3.8Paragraph 2.4(c)(iii) of new Schedule 4 refers to “the certificate of verification…signed by the EU notified body responsible for the UK verification”. The Committee was surprised that there might be circumstances when a body appointed by an EU member State would be “responsible for” UK verification procedures and asked the Department to clarify the circumstances in which this might arise. In its memorandum, the Department acknowledges that this is an error and undertakes to correct it. The Committee accordingly reports paragraph 2.4(c)(iii) of new Schedule 4 for defective drafting, acknowledged by the Department.
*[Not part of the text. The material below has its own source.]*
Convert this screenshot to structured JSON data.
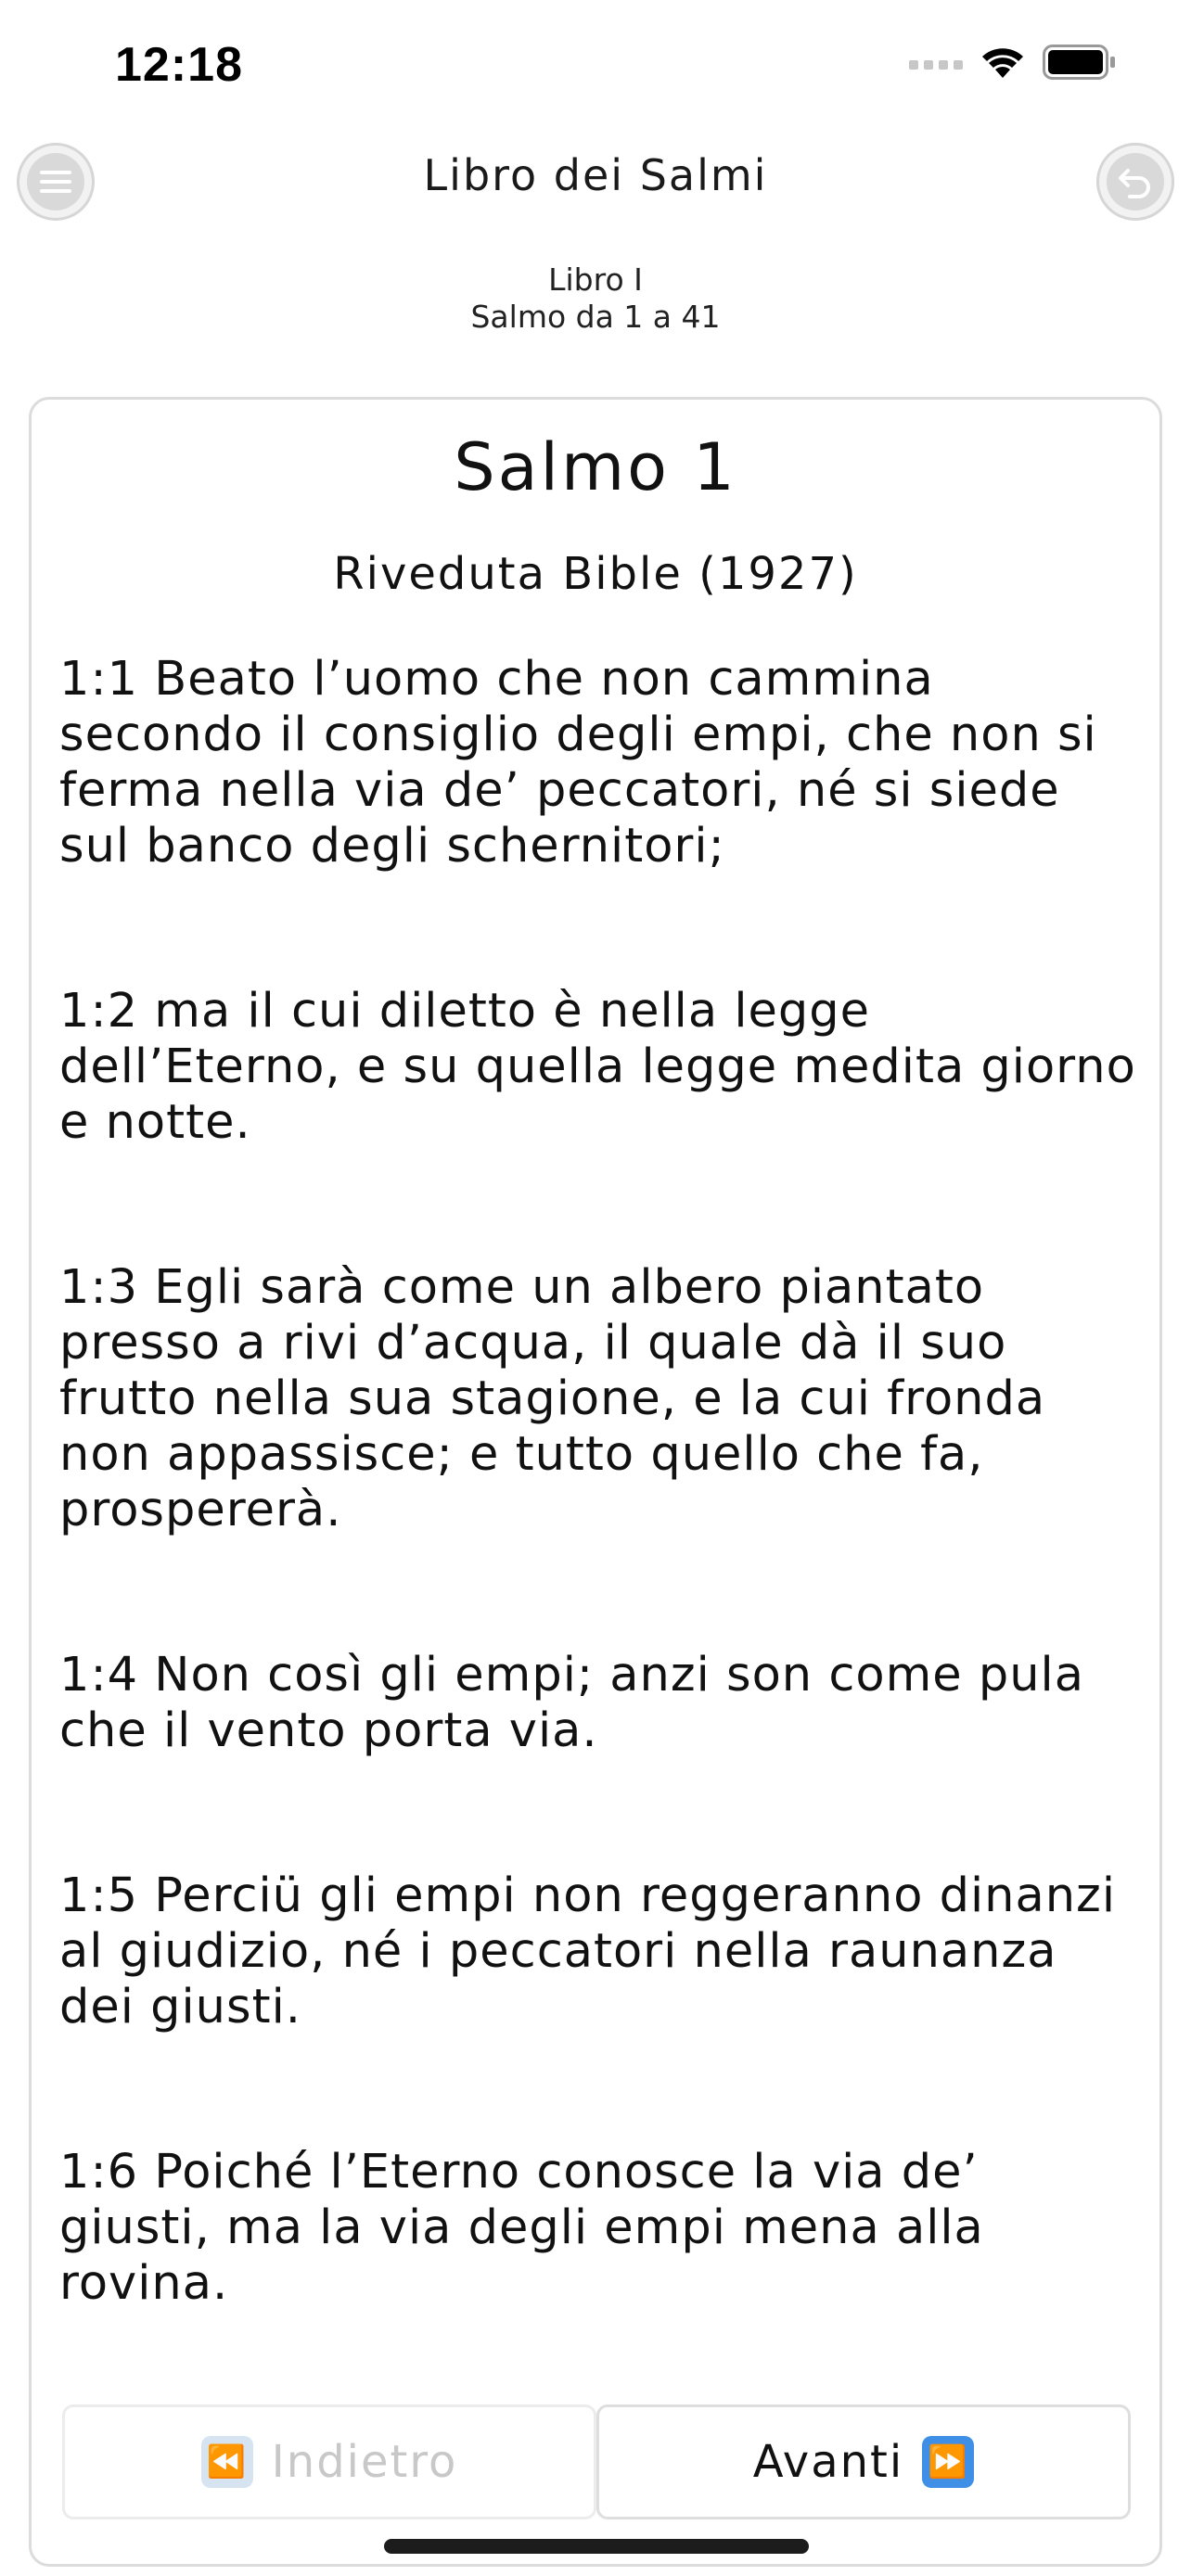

3.9The Committee also asked the Department to explain the reason for the large number of apparent drafting errors contained in this instrument. In its memorandum, the Department apologises for these errors and undertakes to correct them as soon as reasonably practicable. The Committee accordingly reports the Regulations for defective drafting due to the prevalence of minor drafting errors, acknowledged by the Department.
3.10As to the Department’s intention to consider whether the error in paragraph 2.4(c)(iii) of Schedule 4 and any of the minor drafting errors mentioned above may be suitable for amendment by correction slip, the Committee’s view is that the former is not and the latter should be decided having regard to the Committee’s First Special Report of Session 2017–19.
3.11The Department’s memorandum also helpfully clarifies that where an interoperability constituent in relation to which an EU declaration of conformity has been made no longer meets the essential requirements relevant to its type (as required by new regulation 23(1)(a) (inserted by regulation 27)), it will no longer be possible to rely on the EU declaration.
Published: 27 March 2019